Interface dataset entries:
__________
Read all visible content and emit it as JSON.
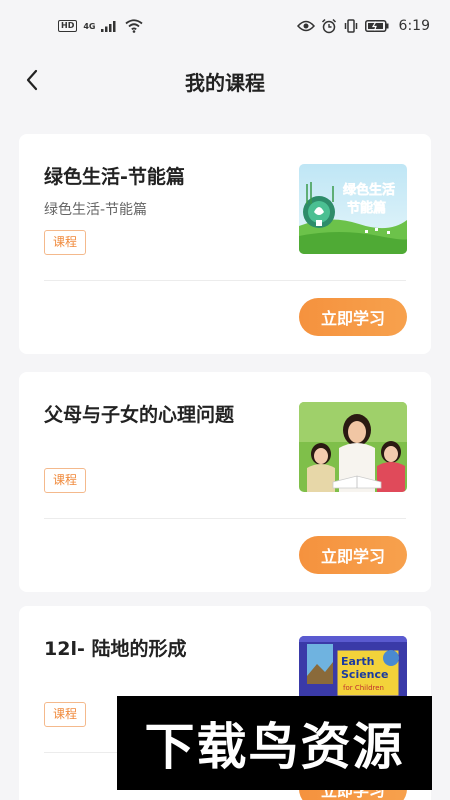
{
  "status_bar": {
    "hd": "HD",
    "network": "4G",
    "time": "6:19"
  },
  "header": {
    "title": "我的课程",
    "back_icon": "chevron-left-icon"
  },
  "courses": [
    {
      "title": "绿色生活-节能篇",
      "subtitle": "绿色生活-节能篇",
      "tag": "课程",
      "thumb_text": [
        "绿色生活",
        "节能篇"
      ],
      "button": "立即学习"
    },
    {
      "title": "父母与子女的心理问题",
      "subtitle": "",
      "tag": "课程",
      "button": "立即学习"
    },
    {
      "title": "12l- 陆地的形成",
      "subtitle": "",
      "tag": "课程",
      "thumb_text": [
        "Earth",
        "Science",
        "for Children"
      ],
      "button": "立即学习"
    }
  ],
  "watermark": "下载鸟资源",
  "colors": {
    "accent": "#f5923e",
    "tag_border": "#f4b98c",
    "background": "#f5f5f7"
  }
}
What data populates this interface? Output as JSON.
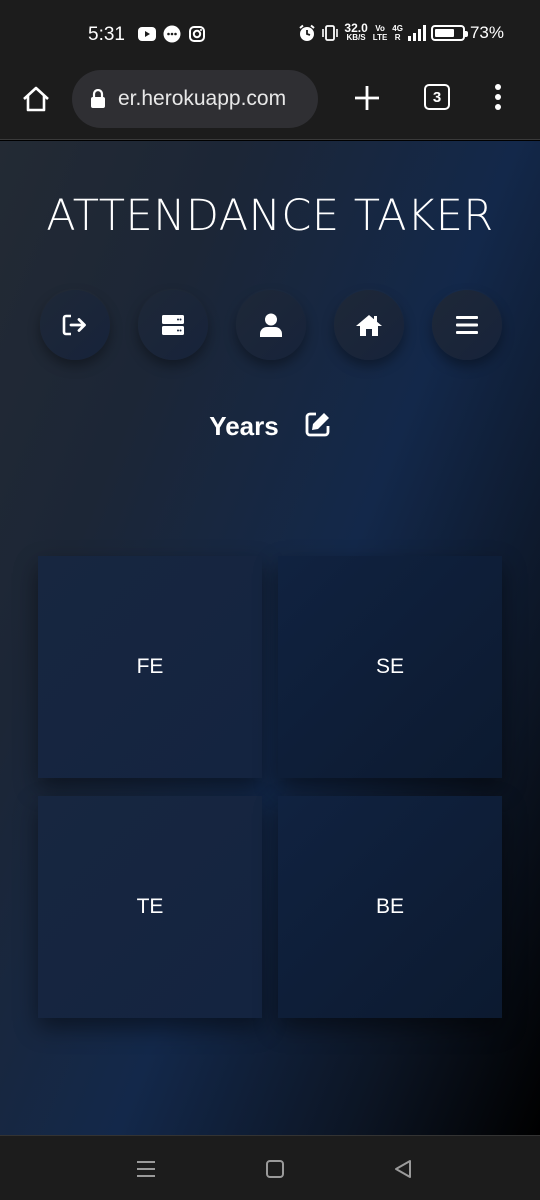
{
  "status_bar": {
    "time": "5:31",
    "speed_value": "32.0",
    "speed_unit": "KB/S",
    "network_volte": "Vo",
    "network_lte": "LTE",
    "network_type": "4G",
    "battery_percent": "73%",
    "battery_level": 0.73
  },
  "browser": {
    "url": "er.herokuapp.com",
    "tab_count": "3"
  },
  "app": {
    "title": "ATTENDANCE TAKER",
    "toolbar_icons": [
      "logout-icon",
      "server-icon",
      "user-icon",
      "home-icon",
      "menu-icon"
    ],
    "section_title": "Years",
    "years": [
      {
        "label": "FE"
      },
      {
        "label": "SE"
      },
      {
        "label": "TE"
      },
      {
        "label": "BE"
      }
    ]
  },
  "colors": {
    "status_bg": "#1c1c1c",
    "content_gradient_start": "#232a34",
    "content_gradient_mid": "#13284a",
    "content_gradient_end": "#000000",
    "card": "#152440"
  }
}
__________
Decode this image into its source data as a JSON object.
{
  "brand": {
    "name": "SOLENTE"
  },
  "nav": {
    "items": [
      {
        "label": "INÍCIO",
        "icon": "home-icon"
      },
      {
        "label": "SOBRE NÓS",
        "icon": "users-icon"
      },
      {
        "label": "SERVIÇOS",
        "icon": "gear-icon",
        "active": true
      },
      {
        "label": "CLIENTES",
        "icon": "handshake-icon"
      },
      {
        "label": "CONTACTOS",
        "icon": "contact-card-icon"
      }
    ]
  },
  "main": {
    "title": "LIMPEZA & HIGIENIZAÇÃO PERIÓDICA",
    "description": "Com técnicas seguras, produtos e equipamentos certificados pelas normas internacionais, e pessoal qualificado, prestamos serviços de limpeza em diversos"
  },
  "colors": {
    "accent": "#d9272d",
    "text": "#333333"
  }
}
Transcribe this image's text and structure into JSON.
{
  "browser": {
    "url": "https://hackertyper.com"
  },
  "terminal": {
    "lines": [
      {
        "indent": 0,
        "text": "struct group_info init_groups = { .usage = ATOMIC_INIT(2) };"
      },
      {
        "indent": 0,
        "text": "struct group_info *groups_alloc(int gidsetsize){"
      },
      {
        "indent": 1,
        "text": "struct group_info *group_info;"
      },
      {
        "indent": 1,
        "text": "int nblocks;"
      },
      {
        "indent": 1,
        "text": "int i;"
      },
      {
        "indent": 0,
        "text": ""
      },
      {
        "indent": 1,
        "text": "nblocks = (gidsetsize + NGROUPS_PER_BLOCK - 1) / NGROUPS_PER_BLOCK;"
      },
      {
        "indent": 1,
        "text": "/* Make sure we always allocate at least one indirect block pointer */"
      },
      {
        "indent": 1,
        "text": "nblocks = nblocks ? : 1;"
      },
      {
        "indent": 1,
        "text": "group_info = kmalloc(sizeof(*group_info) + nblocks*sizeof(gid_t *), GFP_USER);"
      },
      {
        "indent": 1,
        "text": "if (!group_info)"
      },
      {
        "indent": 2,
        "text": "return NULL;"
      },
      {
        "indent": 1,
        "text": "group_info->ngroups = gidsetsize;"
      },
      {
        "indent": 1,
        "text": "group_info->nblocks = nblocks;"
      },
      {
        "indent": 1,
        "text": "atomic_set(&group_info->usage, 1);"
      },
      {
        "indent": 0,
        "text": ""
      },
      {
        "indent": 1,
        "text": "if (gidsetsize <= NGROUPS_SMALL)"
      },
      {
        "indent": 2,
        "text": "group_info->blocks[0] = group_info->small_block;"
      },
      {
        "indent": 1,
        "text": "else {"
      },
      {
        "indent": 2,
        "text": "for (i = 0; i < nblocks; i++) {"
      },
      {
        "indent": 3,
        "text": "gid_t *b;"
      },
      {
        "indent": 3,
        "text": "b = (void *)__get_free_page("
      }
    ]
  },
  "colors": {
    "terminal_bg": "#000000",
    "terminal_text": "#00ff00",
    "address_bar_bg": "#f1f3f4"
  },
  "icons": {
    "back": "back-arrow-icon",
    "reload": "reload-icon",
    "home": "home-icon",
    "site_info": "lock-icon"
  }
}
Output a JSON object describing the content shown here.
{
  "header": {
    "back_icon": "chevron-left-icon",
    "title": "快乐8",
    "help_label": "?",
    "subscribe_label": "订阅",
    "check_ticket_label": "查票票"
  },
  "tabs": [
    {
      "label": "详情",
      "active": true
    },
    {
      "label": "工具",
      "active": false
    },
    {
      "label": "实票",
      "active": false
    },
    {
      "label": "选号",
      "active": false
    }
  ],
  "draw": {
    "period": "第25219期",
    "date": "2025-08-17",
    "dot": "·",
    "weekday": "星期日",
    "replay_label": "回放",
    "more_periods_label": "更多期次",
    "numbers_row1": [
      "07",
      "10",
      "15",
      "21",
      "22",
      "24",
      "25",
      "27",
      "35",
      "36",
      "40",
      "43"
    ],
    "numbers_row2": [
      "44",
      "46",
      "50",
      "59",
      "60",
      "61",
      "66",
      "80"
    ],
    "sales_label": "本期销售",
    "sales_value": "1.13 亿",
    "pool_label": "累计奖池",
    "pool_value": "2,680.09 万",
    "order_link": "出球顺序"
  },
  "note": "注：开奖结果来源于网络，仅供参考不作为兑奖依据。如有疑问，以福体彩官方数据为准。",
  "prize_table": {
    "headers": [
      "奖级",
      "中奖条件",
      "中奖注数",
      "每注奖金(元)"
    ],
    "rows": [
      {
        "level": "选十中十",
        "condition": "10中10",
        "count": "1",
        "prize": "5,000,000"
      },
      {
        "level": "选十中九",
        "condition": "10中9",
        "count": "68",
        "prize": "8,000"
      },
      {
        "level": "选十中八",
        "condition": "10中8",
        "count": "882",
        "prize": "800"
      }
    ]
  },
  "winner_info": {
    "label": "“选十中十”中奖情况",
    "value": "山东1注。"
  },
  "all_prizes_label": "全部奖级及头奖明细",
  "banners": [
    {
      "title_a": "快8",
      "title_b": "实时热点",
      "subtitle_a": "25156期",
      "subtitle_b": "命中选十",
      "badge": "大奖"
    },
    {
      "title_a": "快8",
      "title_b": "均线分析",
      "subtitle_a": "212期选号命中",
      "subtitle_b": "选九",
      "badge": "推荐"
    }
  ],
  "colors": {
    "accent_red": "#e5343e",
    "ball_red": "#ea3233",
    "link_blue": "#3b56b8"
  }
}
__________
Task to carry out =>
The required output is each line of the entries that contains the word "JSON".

Reply =>
Read all visible content and emit it as JSON.
What data populates this interface? Output as JSON.
Decode this image into its source data as a JSON object.
Transcribe this image's text and structure into JSON.
Output a JSON object describing the content shown here.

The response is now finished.